As little as a tenth of an inch of rainfall can be enough to overload sewers in some Pittsburgh neighborhoods, leading to the potential for untreated sewage to flow into area streams and rivers, according to James Stitt, Pittsburgh Water and Sewer Authority sustainability manager.

The PWSA has awarded 17 grants totaling $250,000 to local businesses and community organizations for various projects which aims to reduce the amount of yearly storm water runoff throughout the city by more than 3.5 million gallons.

“The storm water enters our combined sewer system,” Stitt said. “It mixes with sanitary sewage that’s already in that system, and then during heavier rainfall events, it actually overloads that system and flows into the rivers and streams as a release point.”

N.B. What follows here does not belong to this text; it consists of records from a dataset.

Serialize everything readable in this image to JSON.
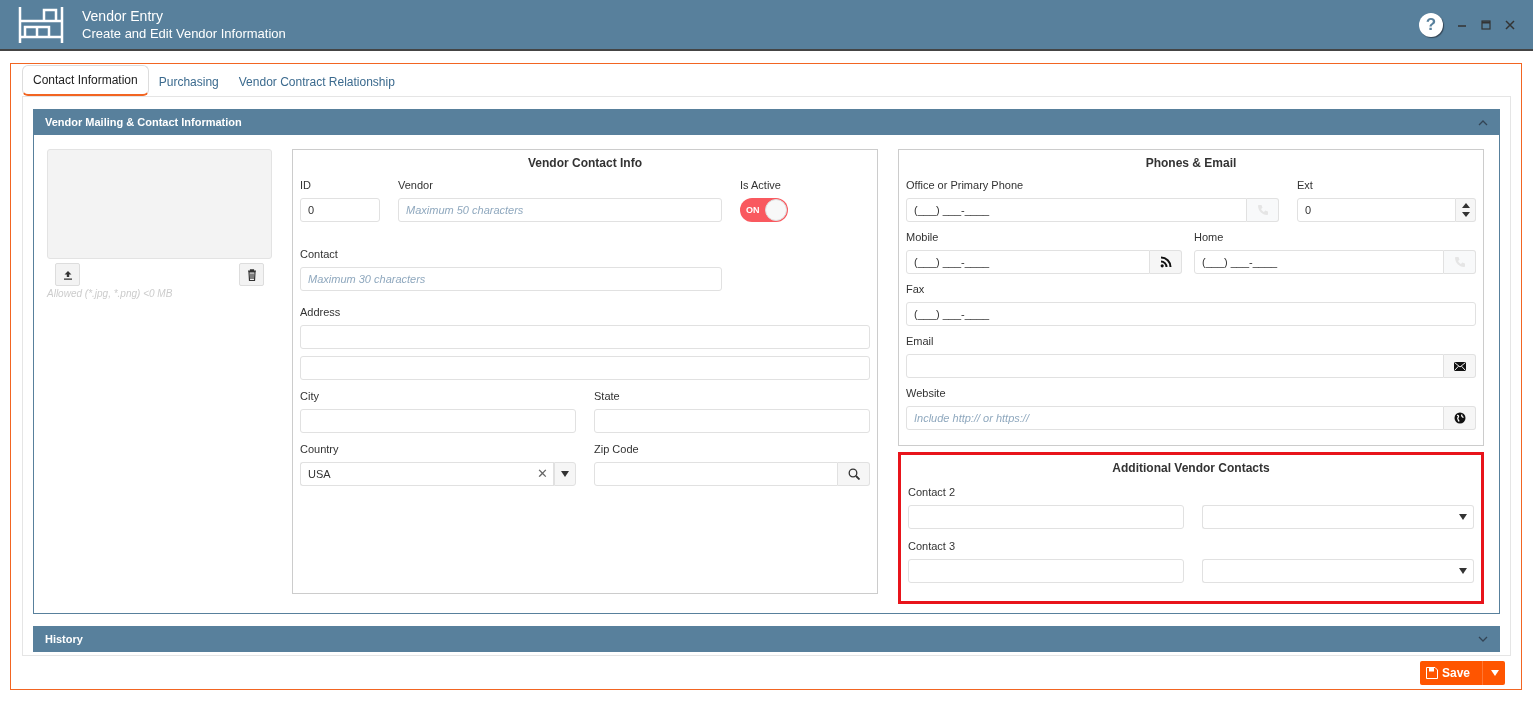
{
  "header": {
    "title": "Vendor Entry",
    "subtitle": "Create and Edit Vendor Information",
    "help": "?"
  },
  "tabs": [
    {
      "label": "Contact Information",
      "selected": true
    },
    {
      "label": "Purchasing",
      "selected": false
    },
    {
      "label": "Vendor Contract Relationship",
      "selected": false
    }
  ],
  "panel": {
    "title": "Vendor Mailing & Contact Information",
    "expanded": true
  },
  "image_upload": {
    "hint": "Allowed (*.jpg, *.png) <0 MB"
  },
  "contact_info": {
    "title": "Vendor Contact Info",
    "id": {
      "label": "ID",
      "value": "0"
    },
    "vendor": {
      "label": "Vendor",
      "placeholder": "Maximum 50 characters"
    },
    "is_active": {
      "label": "Is Active",
      "on": true,
      "text": "ON"
    },
    "contact": {
      "label": "Contact",
      "placeholder": "Maximum 30 characters"
    },
    "address": {
      "label": "Address"
    },
    "city": {
      "label": "City"
    },
    "state": {
      "label": "State"
    },
    "country": {
      "label": "Country",
      "value": "USA",
      "clear": "✕"
    },
    "zip": {
      "label": "Zip Code"
    }
  },
  "phones": {
    "title": "Phones & Email",
    "office": {
      "label": "Office or Primary Phone",
      "value": "(___) ___-____",
      "kind": "call",
      "disabled": true
    },
    "ext": {
      "label": "Ext",
      "value": "0"
    },
    "mobile": {
      "label": "Mobile",
      "value": "(___) ___-____",
      "kind": "sms",
      "disabled": false
    },
    "home": {
      "label": "Home",
      "value": "(___) ___-____",
      "kind": "call",
      "disabled": true
    },
    "fax": {
      "label": "Fax",
      "value": "(___) ___-____"
    },
    "email": {
      "label": "Email"
    },
    "website": {
      "label": "Website",
      "placeholder": "Include http:// or https://"
    }
  },
  "additional": {
    "title": "Additional Vendor Contacts",
    "highlighted": true,
    "contacts": [
      {
        "label": "Contact 2"
      },
      {
        "label": "Contact 3"
      }
    ]
  },
  "history": {
    "title": "History",
    "expanded": false
  },
  "save": {
    "label": "Save"
  }
}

The grants cover a variety of approaches, said PWSA executive director Jim Good.

“There’s rain gardens, there’s bioswales, which looks like a little hill and it’s used to slow down and capture water, and then another big approach we see is the use of pervious pavement that allows water to percolate into the ground, rather than wash off into streams,” Good said.

He said homeowners can also

manage storm water by collecting rain in barrels and constructing rain gardens of their own.

Megan Zeigler, PWSA green infrastructure technical coordinator, said an effective rain garden includes drought resistant plants such as day lilies along a raised outer edge, and a sunken section in the middle with plants such as switch grass, magnolias and sedges, which are all effective at absorbing larger quantities of water.

Some grant recipients include Pittsburgh Housing Development Corporation for rain gardens and barrels, Phipps Conservatory for installation of a storm water reuse system and Tree Pittsburgh for a 2,000 gallon rain water collection cistern.

Stitt said these projects are important because there is no such thing as “taking storm water away.”

“When we put it in a pipe and take it away, it doesn’t go away,” he said. “It goes somewhere else and someone else has to deal with it.”

Joel Perkovich is working with grant-recipient Start Uptown to transform the roof of the Paramount Film Exchange building into a rain garden that he said will manage at least 60,000 gallons of water per year.

“The roof is going to be a highly visible and accessible demonstration of how to provide source control with storm water in a densely developed urban area, but also to harvest it as a resource and use it to support native plant communities, pollinators (and) food production,” Perkovich said. “So it’s really going to be a potent example in a small space.”

Grant Ervin, City of Pittsburgh sustainability manager, said he wants to see Pittsburgh at the forefront of storm water management.

“Other cities are out in front in terms of the policy and the practice of using green infrastructure,” Ervin said. “Whether it’s cities in northern Europe like Rotterdam, or just across the state in Philadelphia … we see the opportunity as the city to really not just learn from them, but to leapfrog them.”